:: MATERIAL FOR THE TASK

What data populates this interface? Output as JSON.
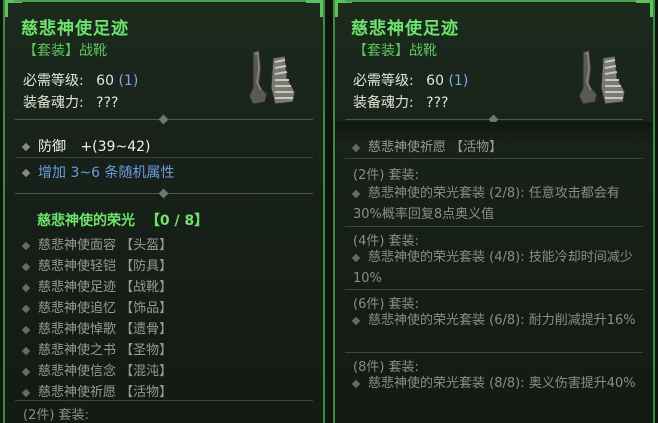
{
  "item": {
    "name": "慈悲神使足迹",
    "type": "【套装】战靴",
    "req_level_label": "必需等级:",
    "req_level_value": "60",
    "req_level_paren": "(1)",
    "soul_label": "装备魂力:",
    "soul_value": "???"
  },
  "stats": {
    "defense_label": "防御",
    "defense_value": "+(39~42)",
    "random_affix": "增加 3~6 条随机属性"
  },
  "set": {
    "name": "慈悲神使的荣光",
    "count": "【0 / 8】",
    "items": [
      "慈悲神使面容 【头盔】",
      "慈悲神使轻铠 【防具】",
      "慈悲神使足迹 【战靴】",
      "慈悲神使追忆 【饰品】",
      "慈悲神使悼歌 【遗骨】",
      "慈悲神使之书 【圣物】",
      "慈悲神使信念 【混沌】",
      "慈悲神使祈愿 【活物】"
    ],
    "partial_top": "慈悲神使祈愿 【活物】",
    "bonus_2_label": "(2件) 套装:",
    "bonus_2_text": "慈悲神使的荣光套装 (2/8): 任意攻击都会有30%概率回复8点奥义值",
    "bonus_4_label": "(4件) 套装:",
    "bonus_4_text": "慈悲神使的荣光套装 (4/8): 技能冷却时间减少10%",
    "bonus_6_label": "(6件) 套装:",
    "bonus_6_text": "慈悲神使的荣光套装 (6/8): 耐力削减提升16%",
    "bonus_8_label": "(8件) 套装:",
    "bonus_8_text": "慈悲神使的荣光套装 (8/8): 奥义伤害提升40%"
  },
  "colors": {
    "title_green": "#6fe36b",
    "frame_green": "#3c8a43",
    "affix_blue": "#6d9be0"
  },
  "icons": {
    "item": "armored-boot-icon"
  }
}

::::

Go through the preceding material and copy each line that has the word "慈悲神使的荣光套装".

_EXERCISE RESPONSE_:
    "bonus_2_text": "慈悲神使的荣光套装 (2/8): 任意攻击都会有30%概率回复8点奥义值",
    "bonus_4_text": "慈悲神使的荣光套装 (4/8): 技能冷却时间减少10%",
    "bonus_6_text": "慈悲神使的荣光套装 (6/8): 耐力削减提升16%",
    "bonus_8_text": "慈悲神使的荣光套装 (8/8): 奥义伤害提升40%"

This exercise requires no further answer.